* **Exercise objective**:
Retrieve each line that contains the word "price" from the entries below.

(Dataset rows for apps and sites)
= Beginning of Section =

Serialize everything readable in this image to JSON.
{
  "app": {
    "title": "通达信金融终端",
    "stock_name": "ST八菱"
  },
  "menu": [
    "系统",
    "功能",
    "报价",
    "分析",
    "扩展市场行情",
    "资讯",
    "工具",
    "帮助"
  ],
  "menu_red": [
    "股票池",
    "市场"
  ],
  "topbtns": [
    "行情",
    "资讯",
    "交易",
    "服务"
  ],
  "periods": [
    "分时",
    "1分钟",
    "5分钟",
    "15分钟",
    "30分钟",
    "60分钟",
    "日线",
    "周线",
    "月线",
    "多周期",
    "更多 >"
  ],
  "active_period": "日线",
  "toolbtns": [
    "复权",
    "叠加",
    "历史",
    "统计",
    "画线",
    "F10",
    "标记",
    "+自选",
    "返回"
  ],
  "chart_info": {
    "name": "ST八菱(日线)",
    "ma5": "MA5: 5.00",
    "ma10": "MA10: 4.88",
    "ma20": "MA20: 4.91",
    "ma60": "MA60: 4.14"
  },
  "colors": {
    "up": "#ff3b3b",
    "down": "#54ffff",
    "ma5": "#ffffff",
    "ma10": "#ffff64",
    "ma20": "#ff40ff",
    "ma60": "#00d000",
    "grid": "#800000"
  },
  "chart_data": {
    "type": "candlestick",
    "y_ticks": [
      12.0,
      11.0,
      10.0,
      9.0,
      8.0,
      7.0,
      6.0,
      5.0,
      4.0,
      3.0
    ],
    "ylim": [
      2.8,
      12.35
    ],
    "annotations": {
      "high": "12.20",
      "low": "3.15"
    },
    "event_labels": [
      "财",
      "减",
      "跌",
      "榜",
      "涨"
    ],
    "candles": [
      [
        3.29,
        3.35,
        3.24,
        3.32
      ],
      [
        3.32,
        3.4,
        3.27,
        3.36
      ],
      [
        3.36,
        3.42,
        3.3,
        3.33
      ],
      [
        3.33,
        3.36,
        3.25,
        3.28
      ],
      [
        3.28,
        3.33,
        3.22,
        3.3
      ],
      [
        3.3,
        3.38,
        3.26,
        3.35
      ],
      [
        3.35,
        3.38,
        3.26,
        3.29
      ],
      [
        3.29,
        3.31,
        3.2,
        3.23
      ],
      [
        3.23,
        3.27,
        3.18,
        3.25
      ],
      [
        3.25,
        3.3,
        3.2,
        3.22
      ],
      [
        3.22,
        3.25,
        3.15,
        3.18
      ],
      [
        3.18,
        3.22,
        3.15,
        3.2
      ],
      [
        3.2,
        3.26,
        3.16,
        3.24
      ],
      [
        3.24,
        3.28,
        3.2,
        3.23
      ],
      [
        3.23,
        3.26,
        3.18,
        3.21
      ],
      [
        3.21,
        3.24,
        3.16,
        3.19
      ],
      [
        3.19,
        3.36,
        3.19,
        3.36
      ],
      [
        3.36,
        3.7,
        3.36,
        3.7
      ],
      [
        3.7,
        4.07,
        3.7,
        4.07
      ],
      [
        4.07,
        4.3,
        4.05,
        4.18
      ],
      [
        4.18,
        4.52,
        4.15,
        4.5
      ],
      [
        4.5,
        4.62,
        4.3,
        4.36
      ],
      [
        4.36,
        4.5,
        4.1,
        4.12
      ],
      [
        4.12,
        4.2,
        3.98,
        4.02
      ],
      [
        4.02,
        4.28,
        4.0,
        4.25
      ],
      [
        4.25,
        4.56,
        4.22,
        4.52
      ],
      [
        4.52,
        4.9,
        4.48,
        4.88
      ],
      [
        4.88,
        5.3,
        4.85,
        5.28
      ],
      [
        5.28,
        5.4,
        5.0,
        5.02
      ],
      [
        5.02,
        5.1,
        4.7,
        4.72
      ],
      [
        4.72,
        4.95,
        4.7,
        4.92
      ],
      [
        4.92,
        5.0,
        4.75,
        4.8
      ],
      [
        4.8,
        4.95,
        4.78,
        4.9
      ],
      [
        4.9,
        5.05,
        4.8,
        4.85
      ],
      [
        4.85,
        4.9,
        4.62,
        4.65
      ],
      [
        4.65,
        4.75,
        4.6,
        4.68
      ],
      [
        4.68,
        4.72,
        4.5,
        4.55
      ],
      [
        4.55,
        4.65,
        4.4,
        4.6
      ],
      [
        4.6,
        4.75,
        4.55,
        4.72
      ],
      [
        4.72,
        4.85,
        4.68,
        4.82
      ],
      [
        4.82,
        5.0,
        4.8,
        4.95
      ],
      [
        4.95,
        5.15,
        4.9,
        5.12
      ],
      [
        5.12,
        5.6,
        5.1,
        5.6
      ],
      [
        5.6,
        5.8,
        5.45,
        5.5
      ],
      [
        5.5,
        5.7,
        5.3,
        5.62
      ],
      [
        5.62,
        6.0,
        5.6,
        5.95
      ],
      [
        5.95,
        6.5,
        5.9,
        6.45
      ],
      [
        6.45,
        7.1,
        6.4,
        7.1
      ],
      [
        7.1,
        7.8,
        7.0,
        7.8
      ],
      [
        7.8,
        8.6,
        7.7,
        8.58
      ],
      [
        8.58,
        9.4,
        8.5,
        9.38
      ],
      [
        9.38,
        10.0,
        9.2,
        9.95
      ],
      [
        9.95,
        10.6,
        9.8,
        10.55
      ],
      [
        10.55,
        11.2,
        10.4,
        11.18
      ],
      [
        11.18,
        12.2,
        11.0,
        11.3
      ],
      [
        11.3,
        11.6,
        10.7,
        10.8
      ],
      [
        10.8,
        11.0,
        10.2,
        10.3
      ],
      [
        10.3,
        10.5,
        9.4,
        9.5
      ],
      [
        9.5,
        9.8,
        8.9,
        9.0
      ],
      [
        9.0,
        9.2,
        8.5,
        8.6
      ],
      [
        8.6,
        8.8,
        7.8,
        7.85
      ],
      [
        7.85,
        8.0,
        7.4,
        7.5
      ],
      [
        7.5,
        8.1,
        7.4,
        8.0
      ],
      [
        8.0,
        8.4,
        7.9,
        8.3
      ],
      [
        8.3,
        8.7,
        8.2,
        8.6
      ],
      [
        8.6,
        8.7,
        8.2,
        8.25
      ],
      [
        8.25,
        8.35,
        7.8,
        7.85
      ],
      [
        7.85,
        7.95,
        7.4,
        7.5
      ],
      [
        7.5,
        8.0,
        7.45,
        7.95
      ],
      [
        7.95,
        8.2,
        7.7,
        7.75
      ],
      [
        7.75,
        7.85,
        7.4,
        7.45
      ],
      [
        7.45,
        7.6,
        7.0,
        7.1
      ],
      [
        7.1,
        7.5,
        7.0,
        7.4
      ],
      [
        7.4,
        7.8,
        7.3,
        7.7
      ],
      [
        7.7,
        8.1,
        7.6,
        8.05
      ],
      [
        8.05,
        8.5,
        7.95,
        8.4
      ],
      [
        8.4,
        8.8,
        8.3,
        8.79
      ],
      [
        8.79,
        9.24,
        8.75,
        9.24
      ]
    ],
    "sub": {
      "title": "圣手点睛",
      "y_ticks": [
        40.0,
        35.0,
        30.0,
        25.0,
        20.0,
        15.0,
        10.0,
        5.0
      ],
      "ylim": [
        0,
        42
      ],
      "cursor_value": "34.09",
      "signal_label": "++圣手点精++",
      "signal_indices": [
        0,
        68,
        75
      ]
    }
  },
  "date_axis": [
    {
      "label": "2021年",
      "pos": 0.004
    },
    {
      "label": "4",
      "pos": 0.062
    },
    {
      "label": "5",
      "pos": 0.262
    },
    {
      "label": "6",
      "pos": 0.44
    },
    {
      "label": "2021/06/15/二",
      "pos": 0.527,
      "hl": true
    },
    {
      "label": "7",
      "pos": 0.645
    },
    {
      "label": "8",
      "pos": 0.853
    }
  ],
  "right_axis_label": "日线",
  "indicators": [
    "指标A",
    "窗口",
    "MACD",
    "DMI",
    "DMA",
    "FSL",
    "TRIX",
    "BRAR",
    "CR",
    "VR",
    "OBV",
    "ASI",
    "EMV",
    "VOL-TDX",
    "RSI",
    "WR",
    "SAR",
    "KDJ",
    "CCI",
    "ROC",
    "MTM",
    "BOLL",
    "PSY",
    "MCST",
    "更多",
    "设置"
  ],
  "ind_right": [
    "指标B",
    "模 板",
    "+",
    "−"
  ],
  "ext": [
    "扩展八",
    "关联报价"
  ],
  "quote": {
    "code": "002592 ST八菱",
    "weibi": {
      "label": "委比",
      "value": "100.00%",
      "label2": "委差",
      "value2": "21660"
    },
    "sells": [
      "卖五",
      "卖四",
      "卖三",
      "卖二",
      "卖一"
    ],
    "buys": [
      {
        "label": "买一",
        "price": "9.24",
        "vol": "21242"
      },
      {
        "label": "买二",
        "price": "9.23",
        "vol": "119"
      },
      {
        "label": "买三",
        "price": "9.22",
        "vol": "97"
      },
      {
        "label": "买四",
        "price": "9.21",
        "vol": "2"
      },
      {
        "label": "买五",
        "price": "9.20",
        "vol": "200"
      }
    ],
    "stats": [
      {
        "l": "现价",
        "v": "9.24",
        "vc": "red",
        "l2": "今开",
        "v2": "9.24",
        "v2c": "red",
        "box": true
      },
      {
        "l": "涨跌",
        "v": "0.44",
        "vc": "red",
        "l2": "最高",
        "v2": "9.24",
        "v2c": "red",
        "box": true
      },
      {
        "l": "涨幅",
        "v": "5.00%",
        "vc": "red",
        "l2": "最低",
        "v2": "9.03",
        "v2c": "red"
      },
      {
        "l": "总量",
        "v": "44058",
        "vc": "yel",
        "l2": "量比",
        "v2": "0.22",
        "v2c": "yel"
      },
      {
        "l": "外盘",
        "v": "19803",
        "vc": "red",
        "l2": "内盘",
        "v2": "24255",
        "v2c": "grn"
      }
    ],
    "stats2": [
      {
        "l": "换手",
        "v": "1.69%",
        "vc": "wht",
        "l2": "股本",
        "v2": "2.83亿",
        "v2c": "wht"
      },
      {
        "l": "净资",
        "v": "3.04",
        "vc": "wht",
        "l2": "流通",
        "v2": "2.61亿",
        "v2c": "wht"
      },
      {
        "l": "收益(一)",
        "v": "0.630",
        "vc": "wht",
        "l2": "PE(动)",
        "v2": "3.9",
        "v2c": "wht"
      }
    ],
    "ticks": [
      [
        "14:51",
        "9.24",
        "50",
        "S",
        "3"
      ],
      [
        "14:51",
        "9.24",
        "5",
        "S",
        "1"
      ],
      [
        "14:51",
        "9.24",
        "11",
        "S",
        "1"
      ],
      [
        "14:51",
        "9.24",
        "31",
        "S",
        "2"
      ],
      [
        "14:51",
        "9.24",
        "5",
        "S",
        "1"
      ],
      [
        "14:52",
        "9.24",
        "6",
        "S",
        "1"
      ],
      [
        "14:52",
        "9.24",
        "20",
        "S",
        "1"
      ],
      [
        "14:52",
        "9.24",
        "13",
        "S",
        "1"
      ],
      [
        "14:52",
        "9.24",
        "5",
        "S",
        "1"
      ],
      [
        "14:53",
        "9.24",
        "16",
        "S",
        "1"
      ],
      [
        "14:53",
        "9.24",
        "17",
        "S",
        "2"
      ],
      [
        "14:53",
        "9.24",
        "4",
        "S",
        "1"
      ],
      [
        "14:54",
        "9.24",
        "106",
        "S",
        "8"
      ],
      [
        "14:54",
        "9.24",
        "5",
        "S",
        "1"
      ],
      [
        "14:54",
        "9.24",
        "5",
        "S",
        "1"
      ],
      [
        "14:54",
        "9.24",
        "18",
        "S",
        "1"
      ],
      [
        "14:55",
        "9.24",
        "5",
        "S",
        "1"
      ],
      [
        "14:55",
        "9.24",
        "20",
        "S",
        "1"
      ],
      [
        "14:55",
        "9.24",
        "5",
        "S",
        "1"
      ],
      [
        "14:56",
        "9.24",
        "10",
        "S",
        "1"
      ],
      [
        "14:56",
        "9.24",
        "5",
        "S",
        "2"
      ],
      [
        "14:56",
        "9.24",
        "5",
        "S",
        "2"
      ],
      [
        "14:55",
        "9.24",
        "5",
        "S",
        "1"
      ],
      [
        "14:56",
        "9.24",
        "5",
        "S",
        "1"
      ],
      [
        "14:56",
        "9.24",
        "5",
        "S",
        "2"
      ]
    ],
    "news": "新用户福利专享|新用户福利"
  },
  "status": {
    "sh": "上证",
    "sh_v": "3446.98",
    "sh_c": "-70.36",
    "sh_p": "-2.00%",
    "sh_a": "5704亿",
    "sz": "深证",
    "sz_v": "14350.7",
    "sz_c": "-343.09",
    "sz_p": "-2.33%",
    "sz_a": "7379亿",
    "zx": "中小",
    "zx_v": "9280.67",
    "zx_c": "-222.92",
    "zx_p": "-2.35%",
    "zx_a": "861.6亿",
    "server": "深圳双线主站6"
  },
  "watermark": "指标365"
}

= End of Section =

* **Answer area**:
        "price": "9.24",
        "price": "9.23",
        "price": "9.22",
        "price": "9.21",
        "price": "9.20",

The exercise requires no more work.